In praise of… Fernando Alonso
A couple of months ago, when I was interviewing Sir Stirling Moss for my next book, he was keen to draw a distinction between those drivers who can simply conduct a car quickly and those who have a special mindset – a sort of heroic indomitability, if you like:
There are very few real racers in the world, as opposed to mere racing drivers. They’re the people who have a ruddy good go. I don’t mean to say that the others aren’t trying, because they are; but they don’t have the mental ability to push to the same extent, to really take it to a higher level. In my day it would be Juan Manuel Fangio, who to my mind was the best driver there has ever been; and Jean Behra was a real racer, too. Today you would say that people such as Fernando Alonso, Sebastian Vettel and Lewis Hamilton are the real racers.

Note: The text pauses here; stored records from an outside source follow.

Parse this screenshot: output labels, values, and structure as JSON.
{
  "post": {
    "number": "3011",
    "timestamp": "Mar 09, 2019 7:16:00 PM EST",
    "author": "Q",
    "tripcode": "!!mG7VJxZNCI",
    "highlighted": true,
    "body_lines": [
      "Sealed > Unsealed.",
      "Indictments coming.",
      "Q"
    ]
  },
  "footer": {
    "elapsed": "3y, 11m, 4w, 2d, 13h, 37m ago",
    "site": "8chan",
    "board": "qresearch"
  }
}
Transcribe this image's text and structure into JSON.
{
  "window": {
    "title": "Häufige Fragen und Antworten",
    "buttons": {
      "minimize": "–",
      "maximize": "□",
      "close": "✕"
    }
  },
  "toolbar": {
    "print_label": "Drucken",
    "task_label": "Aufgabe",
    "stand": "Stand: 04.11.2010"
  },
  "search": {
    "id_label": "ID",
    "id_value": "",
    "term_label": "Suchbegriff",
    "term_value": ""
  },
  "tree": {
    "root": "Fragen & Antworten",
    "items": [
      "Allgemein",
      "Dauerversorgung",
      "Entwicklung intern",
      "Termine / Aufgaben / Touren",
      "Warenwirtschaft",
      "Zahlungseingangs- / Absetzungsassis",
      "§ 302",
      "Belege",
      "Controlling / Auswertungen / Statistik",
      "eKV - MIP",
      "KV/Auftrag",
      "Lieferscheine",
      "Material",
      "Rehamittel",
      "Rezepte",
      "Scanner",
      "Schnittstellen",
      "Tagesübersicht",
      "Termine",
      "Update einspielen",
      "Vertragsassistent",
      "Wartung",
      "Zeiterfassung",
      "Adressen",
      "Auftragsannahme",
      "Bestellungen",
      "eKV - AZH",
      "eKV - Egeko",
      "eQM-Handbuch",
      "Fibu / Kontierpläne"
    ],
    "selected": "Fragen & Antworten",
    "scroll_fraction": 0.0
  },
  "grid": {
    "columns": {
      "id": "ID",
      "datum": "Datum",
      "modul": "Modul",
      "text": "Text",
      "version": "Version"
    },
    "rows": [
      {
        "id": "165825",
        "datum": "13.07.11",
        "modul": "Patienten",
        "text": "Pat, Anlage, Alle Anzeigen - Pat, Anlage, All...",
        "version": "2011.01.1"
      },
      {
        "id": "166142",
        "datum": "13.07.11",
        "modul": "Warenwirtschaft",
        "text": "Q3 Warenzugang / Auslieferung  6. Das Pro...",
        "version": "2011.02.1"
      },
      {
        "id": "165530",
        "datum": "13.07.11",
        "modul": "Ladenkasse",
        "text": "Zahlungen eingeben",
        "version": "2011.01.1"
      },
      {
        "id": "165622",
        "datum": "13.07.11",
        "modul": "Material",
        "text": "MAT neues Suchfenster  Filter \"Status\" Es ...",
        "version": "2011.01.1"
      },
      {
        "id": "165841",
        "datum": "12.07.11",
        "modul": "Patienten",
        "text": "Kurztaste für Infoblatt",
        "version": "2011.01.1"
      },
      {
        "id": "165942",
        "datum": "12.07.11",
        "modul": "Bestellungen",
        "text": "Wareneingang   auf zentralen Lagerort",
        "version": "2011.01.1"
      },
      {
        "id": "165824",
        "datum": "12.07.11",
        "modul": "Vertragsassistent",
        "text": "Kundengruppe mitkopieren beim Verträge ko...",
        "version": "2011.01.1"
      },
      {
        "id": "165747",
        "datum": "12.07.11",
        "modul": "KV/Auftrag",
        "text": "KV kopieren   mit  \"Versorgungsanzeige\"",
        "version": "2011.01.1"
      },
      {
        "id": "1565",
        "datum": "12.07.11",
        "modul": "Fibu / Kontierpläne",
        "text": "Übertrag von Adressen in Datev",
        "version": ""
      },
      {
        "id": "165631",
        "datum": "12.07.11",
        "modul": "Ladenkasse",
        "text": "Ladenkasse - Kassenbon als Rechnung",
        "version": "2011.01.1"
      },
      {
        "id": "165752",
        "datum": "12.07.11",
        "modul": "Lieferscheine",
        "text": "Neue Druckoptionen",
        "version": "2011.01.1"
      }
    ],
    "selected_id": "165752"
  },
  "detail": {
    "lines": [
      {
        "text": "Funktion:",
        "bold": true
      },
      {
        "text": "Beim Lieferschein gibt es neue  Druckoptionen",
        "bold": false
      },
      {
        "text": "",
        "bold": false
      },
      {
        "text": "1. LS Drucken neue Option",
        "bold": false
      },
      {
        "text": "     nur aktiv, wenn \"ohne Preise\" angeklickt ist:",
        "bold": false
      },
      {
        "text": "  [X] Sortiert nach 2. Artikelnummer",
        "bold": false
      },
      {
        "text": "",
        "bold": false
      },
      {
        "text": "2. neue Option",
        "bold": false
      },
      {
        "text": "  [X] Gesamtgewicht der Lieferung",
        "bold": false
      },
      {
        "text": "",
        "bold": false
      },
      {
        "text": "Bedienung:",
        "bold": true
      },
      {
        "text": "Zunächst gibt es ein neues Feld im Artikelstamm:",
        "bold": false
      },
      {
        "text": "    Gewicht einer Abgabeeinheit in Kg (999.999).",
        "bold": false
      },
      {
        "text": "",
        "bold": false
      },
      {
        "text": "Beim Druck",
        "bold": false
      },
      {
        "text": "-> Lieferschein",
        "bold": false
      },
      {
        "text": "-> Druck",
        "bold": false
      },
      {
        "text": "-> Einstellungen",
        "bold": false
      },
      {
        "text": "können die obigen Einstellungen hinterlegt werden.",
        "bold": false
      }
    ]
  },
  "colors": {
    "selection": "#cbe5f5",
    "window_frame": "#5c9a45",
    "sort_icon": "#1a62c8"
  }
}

Lewis Hamilton’s combative drive to sixth position from 20th on the grid in the Malaysian Grand Prix last week demonstrated precisely those qualities, although many observers (including, perhaps, Moss himself) would have frowned upon his abrupt treatment of Vitaly Petrov. For any race fan with a soul, though, the most impressive drive of last weekend ended with a result that will not trouble the statisticians’ figures: 13th place for Fernando Alonso.
Hindered from the off by a recalcitrant gearbox and a clutch that appeared to have turned into chocolate, Alonso just drove around the problem, booting the throttle to persuade each gear to engage. Surely it’s not possible to drive a modern F1 car like this? On Sunday Alonso proved that it is.
There was overtaking, too; while anyone in possession of a laptop, some fingers and enough brain cells to rub together has spent the past few weeks venting spleen on the internet about the lack of passing in F1, when the need arose Alonso just got on with it. And when his engine cried enough he was attacking Jenson Button – for what? Eighth place?
Here is the real weakness of the reliability formula in which each driver has a restricted quota of engines and gearboxes to last the season. A driver taking a more corporate, long-term view of the championship would have coasted back to the garage and parked in the hope that his engine and gearbox could be salvaged.
Not Alonso, though. He was having, in the words of Moss, “A ruddy good go.” He is a real racer, as was the man who gave Alonso’s team its name. At any point in the Malaysian Grand Prix Ferrari could have ordered Alonso to retire. They didn’t; Enzo would never have stood for it…